++++ Record extracts
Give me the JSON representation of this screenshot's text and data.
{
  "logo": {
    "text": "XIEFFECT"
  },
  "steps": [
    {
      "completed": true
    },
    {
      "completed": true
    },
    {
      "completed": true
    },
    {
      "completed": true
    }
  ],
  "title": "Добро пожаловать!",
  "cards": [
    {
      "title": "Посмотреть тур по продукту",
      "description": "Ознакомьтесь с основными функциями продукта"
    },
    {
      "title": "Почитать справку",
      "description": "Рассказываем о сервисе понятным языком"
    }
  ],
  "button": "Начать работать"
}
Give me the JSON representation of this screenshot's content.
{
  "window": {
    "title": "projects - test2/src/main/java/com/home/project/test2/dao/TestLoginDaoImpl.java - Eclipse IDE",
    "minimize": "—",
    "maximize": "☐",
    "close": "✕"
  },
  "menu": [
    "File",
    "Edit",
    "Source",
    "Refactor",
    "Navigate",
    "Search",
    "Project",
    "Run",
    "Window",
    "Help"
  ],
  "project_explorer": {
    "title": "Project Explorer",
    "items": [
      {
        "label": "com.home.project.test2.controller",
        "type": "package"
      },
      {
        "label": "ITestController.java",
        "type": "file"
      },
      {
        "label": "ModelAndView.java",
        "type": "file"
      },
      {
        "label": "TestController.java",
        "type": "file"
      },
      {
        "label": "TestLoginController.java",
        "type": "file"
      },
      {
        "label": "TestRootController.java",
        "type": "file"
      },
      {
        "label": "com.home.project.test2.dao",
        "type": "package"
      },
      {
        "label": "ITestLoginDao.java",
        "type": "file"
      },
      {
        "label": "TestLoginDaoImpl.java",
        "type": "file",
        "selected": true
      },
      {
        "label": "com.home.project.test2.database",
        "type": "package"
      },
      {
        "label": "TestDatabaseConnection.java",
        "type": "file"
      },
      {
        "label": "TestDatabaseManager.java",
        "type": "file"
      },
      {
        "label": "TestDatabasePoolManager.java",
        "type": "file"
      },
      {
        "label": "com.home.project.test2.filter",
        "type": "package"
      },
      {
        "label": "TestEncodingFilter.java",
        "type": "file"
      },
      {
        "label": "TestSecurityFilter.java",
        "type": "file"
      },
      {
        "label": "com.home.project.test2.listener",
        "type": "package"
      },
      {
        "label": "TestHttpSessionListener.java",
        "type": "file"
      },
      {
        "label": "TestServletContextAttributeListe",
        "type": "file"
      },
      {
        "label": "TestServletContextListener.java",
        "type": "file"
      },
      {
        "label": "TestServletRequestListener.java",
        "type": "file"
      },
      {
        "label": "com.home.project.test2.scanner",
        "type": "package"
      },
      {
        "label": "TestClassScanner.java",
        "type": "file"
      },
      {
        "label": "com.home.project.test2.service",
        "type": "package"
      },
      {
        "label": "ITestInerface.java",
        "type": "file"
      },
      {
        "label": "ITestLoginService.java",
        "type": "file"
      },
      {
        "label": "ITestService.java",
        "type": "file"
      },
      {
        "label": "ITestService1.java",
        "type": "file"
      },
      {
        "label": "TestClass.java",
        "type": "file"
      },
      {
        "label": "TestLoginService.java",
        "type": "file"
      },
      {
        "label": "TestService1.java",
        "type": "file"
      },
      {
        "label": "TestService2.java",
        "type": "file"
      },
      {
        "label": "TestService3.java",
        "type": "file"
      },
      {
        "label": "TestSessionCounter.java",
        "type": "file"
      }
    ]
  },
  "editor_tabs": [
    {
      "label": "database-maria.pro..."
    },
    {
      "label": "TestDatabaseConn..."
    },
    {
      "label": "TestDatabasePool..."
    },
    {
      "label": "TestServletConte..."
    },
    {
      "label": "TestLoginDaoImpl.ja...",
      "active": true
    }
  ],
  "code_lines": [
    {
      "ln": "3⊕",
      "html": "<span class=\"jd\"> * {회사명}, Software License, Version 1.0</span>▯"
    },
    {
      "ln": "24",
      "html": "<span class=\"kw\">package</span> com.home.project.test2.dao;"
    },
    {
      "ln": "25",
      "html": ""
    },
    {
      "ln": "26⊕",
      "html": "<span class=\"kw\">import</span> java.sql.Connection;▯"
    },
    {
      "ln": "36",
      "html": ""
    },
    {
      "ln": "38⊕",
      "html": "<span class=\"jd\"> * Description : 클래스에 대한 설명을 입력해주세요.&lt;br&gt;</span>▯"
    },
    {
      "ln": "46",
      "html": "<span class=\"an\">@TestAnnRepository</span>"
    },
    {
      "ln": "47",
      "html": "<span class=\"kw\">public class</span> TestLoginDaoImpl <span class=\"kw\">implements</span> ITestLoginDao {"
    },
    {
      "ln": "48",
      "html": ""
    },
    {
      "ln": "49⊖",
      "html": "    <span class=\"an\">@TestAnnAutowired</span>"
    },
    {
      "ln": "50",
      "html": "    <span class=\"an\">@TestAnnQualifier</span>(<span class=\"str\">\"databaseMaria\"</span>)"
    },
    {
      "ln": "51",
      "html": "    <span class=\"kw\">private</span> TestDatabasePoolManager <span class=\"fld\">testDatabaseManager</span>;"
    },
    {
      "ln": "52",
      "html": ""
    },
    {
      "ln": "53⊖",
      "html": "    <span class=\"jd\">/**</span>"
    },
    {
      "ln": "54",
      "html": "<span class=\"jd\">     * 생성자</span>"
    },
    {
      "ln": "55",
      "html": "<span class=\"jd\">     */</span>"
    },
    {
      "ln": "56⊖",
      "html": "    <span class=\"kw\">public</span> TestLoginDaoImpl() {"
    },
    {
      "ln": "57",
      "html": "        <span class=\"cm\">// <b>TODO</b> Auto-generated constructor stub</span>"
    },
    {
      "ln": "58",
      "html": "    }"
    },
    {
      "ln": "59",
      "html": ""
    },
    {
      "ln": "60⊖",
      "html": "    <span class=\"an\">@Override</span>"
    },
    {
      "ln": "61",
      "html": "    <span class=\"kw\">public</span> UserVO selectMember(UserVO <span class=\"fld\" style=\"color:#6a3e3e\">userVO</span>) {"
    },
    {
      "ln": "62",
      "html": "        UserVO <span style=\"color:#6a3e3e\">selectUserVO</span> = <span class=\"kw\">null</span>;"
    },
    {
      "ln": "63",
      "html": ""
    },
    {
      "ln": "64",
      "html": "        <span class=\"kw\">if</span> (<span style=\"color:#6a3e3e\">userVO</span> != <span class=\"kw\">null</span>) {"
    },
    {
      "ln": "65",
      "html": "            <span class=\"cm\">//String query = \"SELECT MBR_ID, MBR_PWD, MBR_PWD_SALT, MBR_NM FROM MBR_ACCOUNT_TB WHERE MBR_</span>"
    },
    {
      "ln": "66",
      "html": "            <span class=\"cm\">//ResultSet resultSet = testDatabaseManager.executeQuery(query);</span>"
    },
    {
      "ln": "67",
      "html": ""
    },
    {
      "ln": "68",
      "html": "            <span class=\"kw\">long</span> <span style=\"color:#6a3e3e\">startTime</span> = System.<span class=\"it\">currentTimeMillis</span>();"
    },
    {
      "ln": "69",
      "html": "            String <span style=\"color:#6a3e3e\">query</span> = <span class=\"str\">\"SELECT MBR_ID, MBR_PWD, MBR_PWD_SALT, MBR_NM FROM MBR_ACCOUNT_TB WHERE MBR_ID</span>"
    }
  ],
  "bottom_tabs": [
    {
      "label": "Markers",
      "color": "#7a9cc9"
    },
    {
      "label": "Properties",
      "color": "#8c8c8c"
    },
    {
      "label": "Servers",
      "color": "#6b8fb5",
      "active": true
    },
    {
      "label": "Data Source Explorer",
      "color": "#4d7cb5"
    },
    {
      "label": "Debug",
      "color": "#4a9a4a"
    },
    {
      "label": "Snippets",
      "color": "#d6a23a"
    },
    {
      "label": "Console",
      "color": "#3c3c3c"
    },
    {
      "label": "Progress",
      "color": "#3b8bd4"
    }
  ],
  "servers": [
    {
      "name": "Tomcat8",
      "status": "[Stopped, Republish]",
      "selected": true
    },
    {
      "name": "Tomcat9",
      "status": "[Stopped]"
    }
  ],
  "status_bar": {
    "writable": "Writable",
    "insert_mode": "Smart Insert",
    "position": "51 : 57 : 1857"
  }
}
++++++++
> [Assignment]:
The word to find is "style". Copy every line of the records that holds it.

> [Answer for the task]:
      "html": "    <span class=\"kw\">public</span> UserVO selectMember(UserVO <span class=\"fld\" style=\"color:#6a3e3e\">userVO</span>) {"
      "html": "        UserVO <span style=\"color:#6a3e3e\">selectUserVO</span> = <span class=\"kw\">null</span>;"
      "html": "        <span class=\"kw\">if</span> (<span style=\"color:#6a3e3e\">userVO</span> != <span class=\"kw\">null</span>) {"
      "html": "            <span class=\"kw\">long</span> <span style=\"color:#6a3e3e\">startTime</span> = System.<span class=\"it\">currentTimeMillis</span>();"
      "html": "            String <span style=\"color:#6a3e3e\">query</span> = <span class=\"str\">\"SELECT MBR_ID, MBR_PWD, MBR_PWD_SALT, MBR_NM FROM MBR_ACCOUNT_TB WHERE MBR_ID</span>"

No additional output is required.